Your assignment:
In your answer, print every record exactly as it is written.

(Extracted material Opens)

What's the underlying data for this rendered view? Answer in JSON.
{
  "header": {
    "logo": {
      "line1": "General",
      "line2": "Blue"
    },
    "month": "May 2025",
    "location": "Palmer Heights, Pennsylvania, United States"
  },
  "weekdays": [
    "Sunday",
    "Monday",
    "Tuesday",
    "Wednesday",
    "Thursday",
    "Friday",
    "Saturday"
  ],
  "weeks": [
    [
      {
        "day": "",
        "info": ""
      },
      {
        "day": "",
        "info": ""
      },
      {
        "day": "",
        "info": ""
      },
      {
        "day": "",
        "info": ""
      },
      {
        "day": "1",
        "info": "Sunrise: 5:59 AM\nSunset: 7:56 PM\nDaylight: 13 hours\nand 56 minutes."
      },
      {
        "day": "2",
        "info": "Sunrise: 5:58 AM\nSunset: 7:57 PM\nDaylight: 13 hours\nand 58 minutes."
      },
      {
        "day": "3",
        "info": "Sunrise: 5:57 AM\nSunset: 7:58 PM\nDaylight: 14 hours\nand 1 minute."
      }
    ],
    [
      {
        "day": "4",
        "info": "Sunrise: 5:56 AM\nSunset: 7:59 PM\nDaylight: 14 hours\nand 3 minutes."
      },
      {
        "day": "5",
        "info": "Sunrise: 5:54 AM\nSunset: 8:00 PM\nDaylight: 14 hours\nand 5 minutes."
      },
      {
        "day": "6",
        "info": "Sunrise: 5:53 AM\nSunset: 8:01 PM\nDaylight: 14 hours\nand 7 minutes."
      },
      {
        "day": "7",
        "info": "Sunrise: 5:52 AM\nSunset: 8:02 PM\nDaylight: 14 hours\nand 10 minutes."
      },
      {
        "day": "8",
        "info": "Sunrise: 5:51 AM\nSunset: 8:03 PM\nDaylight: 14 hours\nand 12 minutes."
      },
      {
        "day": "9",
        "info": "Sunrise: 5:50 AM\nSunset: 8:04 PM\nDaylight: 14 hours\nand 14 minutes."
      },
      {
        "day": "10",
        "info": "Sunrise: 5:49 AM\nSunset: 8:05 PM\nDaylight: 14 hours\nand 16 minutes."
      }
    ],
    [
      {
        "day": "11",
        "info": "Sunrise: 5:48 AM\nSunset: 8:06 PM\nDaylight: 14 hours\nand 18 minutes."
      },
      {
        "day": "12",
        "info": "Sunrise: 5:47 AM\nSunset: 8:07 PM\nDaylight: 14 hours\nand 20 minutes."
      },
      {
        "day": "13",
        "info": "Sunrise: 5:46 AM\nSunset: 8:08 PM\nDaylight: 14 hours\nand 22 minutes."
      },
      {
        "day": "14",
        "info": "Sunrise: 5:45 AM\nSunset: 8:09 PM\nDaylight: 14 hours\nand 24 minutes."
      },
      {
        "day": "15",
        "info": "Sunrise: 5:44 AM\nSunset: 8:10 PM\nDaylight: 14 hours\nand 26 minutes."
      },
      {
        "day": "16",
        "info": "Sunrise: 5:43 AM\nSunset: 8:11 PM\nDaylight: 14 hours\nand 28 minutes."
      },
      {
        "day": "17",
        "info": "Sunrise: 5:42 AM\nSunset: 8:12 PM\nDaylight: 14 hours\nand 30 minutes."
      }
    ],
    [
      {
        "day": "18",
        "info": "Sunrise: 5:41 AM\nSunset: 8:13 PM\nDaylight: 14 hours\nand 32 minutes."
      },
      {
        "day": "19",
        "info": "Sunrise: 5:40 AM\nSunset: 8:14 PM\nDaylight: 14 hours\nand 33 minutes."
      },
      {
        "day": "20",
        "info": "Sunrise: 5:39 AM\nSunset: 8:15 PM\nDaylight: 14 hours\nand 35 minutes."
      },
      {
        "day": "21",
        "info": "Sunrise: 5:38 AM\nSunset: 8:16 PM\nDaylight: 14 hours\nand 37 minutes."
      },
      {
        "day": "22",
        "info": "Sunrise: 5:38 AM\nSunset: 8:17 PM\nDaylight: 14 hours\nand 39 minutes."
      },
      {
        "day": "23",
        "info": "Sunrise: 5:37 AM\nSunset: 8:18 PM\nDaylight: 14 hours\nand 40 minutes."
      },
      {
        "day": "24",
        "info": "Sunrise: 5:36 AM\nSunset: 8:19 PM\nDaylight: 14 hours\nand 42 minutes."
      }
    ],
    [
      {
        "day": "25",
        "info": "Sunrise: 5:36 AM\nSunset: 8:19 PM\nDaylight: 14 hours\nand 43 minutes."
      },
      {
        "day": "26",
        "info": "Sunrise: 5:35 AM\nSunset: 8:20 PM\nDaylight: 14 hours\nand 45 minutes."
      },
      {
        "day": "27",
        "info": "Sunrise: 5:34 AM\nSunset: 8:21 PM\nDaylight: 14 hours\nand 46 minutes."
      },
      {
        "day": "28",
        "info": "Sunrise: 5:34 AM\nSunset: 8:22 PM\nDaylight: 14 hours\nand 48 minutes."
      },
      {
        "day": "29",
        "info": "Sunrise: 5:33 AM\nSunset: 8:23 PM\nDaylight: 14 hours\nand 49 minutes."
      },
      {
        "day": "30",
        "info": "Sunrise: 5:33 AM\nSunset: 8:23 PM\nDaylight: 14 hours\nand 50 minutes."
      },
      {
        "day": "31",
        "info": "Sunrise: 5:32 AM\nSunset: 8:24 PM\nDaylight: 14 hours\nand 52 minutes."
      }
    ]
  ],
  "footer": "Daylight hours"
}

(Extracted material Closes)

Task output:
What's the underlying data for this rendered view? Answer in JSON.
{
  "header": {
    "logo": {
      "line1": "General",
      "line2": "Blue"
    },
    "month": "May 2025",
    "location": "Palmer Heights, Pennsylvania, United States"
  },
  "weekdays": [
    "Sunday",
    "Monday",
    "Tuesday",
    "Wednesday",
    "Thursday",
    "Friday",
    "Saturday"
  ],
  "weeks": [
    [
      {
        "day": "",
        "info": ""
      },
      {
        "day": "",
        "info": ""
      },
      {
        "day": "",
        "info": ""
      },
      {
        "day": "",
        "info": ""
      },
      {
        "day": "1",
        "info": "Sunrise: 5:59 AM\nSunset: 7:56 PM\nDaylight: 13 hours\nand 56 minutes."
      },
      {
        "day": "2",
        "info": "Sunrise: 5:58 AM\nSunset: 7:57 PM\nDaylight: 13 hours\nand 58 minutes."
      },
      {
        "day": "3",
        "info": "Sunrise: 5:57 AM\nSunset: 7:58 PM\nDaylight: 14 hours\nand 1 minute."
      }
    ],
    [
      {
        "day": "4",
        "info": "Sunrise: 5:56 AM\nSunset: 7:59 PM\nDaylight: 14 hours\nand 3 minutes."
      },
      {
        "day": "5",
        "info": "Sunrise: 5:54 AM\nSunset: 8:00 PM\nDaylight: 14 hours\nand 5 minutes."
      },
      {
        "day": "6",
        "info": "Sunrise: 5:53 AM\nSunset: 8:01 PM\nDaylight: 14 hours\nand 7 minutes."
      },
      {
        "day": "7",
        "info": "Sunrise: 5:52 AM\nSunset: 8:02 PM\nDaylight: 14 hours\nand 10 minutes."
      },
      {
        "day": "8",
        "info": "Sunrise: 5:51 AM\nSunset: 8:03 PM\nDaylight: 14 hours\nand 12 minutes."
      },
      {
        "day": "9",
        "info": "Sunrise: 5:50 AM\nSunset: 8:04 PM\nDaylight: 14 hours\nand 14 minutes."
      },
      {
        "day": "10",
        "info": "Sunrise: 5:49 AM\nSunset: 8:05 PM\nDaylight: 14 hours\nand 16 minutes."
      }
    ],
    [
      {
        "day": "11",
        "info": "Sunrise: 5:48 AM\nSunset: 8:06 PM\nDaylight: 14 hours\nand 18 minutes."
      },
      {
        "day": "12",
        "info": "Sunrise: 5:47 AM\nSunset: 8:07 PM\nDaylight: 14 hours\nand 20 minutes."
      },
      {
        "day": "13",
        "info": "Sunrise: 5:46 AM\nSunset: 8:08 PM\nDaylight: 14 hours\nand 22 minutes."
      },
      {
        "day": "14",
        "info": "Sunrise: 5:45 AM\nSunset: 8:09 PM\nDaylight: 14 hours\nand 24 minutes."
      },
      {
        "day": "15",
        "info": "Sunrise: 5:44 AM\nSunset: 8:10 PM\nDaylight: 14 hours\nand 26 minutes."
      },
      {
        "day": "16",
        "info": "Sunrise: 5:43 AM\nSunset: 8:11 PM\nDaylight: 14 hours\nand 28 minutes."
      },
      {
        "day": "17",
        "info": "Sunrise: 5:42 AM\nSunset: 8:12 PM\nDaylight: 14 hours\nand 30 minutes."
      }
    ],
    [
      {
        "day": "18",
        "info": "Sunrise: 5:41 AM\nSunset: 8:13 PM\nDaylight: 14 hours\nand 32 minutes."
      },
      {
        "day": "19",
        "info": "Sunrise: 5:40 AM\nSunset: 8:14 PM\nDaylight: 14 hours\nand 33 minutes."
      },
      {
        "day": "20",
        "info": "Sunrise: 5:39 AM\nSunset: 8:15 PM\nDaylight: 14 hours\nand 35 minutes."
      },
      {
        "day": "21",
        "info": "Sunrise: 5:38 AM\nSunset: 8:16 PM\nDaylight: 14 hours\nand 37 minutes."
      },
      {
        "day": "22",
        "info": "Sunrise: 5:38 AM\nSunset: 8:17 PM\nDaylight: 14 hours\nand 39 minutes."
      },
      {
        "day": "23",
        "info": "Sunrise: 5:37 AM\nSunset: 8:18 PM\nDaylight: 14 hours\nand 40 minutes."
      },
      {
        "day": "24",
        "info": "Sunrise: 5:36 AM\nSunset: 8:19 PM\nDaylight: 14 hours\nand 42 minutes."
      }
    ],
    [
      {
        "day": "25",
        "info": "Sunrise: 5:36 AM\nSunset: 8:19 PM\nDaylight: 14 hours\nand 43 minutes."
      },
      {
        "day": "26",
        "info": "Sunrise: 5:35 AM\nSunset: 8:20 PM\nDaylight: 14 hours\nand 45 minutes."
      },
      {
        "day": "27",
        "info": "Sunrise: 5:34 AM\nSunset: 8:21 PM\nDaylight: 14 hours\nand 46 minutes."
      },
      {
        "day": "28",
        "info": "Sunrise: 5:34 AM\nSunset: 8:22 PM\nDaylight: 14 hours\nand 48 minutes."
      },
      {
        "day": "29",
        "info": "Sunrise: 5:33 AM\nSunset: 8:23 PM\nDaylight: 14 hours\nand 49 minutes."
      },
      {
        "day": "30",
        "info": "Sunrise: 5:33 AM\nSunset: 8:23 PM\nDaylight: 14 hours\nand 50 minutes."
      },
      {
        "day": "31",
        "info": "Sunrise: 5:32 AM\nSunset: 8:24 PM\nDaylight: 14 hours\nand 52 minutes."
      }
    ]
  ],
  "footer": "Daylight hours"
}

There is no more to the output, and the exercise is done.